I went to meet the man. He showed me how successful I would be in the future and how he was key to my next breakthrough. He claimed he would help me get a beautiful South African lady in order to be successful (he didn’t know I already have a life partner). He claimed he would help me get a good job (he didn’t know I was working in a reputable institution in Kenya). He claimed he would connect me to who is who in Kenya (he didn’t know that ‘I knew people’). He tried getting information about me – just a little personal detail so that he could help me. I knew too well the trick and so I chose to act like a dumb person – someone who needs all the guidance he could afford. He must have assumed I was more vulnerable than I seemed when I didn’t seem to have a profile and this exposed his weakness – he wanted money. He wanted me to give him money so that he can go ahead and make ‘all my dreams’ come true. And to wrap my session, I told him we could keep in touch and gave him five hundred shillings. He was so happy about the little token, gave me his number and I walked out feeling sorry for people that have previously fallen for his script. I and my friend explained this man’s trickery to the respectable man and hoped the village would be wise enough to not fall for his bait.

Being smart is not enough to save you from conmen. They prey on our weaknesses. They praise our strengths and make us appear to be better than we really are. They present themselves as the saviour sent to deliver us from pain, embarrassments and weaknesses we are too ashamed to admit in the public. They make us trust them so that they can attack us and exploit us. They are people who reap where they don’t show. They sell fake hope, enjoying other people’s sweat.

As always, lead your life to reach your goals; love deliberately.


  1. I think to some extent, he still won as he got your attention and your money. The essence of a con is more on the reward and less on the process. The process is a means to an end. The primary goal being you giving them something.
    This is why once a con is discovered, the con is changed or tweaked but the goal doesn’t change.


    • Yes, he got something from me, but he could have misled so many unsuspecting community members. We gave him something small as a means to exposing him. We’re grateful that he left the village three days later


  2. I agree, being smart is not enough to save you from a conman. A common misconception is that they can only trick the uneducated. But even the most intellectual can have their desires exploited.

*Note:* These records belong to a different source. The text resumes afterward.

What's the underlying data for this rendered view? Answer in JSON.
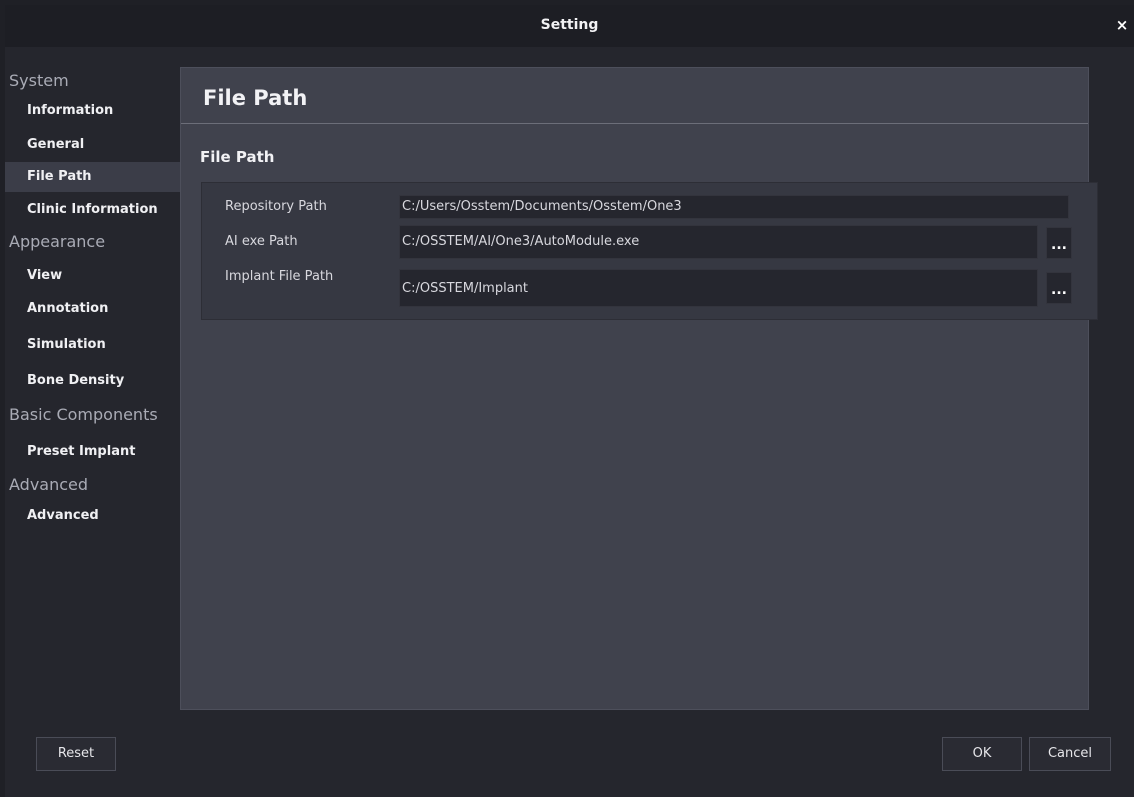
{
  "window": {
    "title": "Setting",
    "close_glyph": "×"
  },
  "sidebar": {
    "sections": [
      {
        "label": "System",
        "items": [
          {
            "label": "Information"
          },
          {
            "label": "General"
          },
          {
            "label": "File Path",
            "active": true
          },
          {
            "label": "Clinic Information"
          }
        ]
      },
      {
        "label": "Appearance",
        "items": [
          {
            "label": "View"
          },
          {
            "label": "Annotation"
          },
          {
            "label": "Simulation"
          },
          {
            "label": "Bone Density"
          }
        ]
      },
      {
        "label": "Basic Components",
        "items": [
          {
            "label": "Preset Implant"
          }
        ]
      },
      {
        "label": "Advanced",
        "items": [
          {
            "label": "Advanced"
          }
        ]
      }
    ]
  },
  "main": {
    "header": "File Path",
    "section_title": "File Path",
    "paths": [
      {
        "label": "Repository Path",
        "value": "C:/Users/Osstem/Documents/Osstem/One3"
      },
      {
        "label": "AI exe Path",
        "value": "C:/OSSTEM/AI/One3/AutoModule.exe",
        "browse_label": "..."
      },
      {
        "label": "Implant File Path",
        "value": "C:/OSSTEM/Implant",
        "browse_label": "..."
      }
    ]
  },
  "footer": {
    "reset_label": "Reset",
    "ok_label": "OK",
    "cancel_label": "Cancel"
  },
  "colors": {
    "background": "#25262d",
    "panel": "#40424d",
    "active_item": "#3b3d48",
    "field": "#25262e"
  }
}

Leave a Reply

Fill in your details below or click an icon to log in: Logo

You are commenting using your account. Log Out /  Change )

Twitter picture

You are commenting using your Twitter account. Log Out /  Change )

Facebook photo

You are commenting using your Facebook account. Log Out /  Change )

Connecting to %s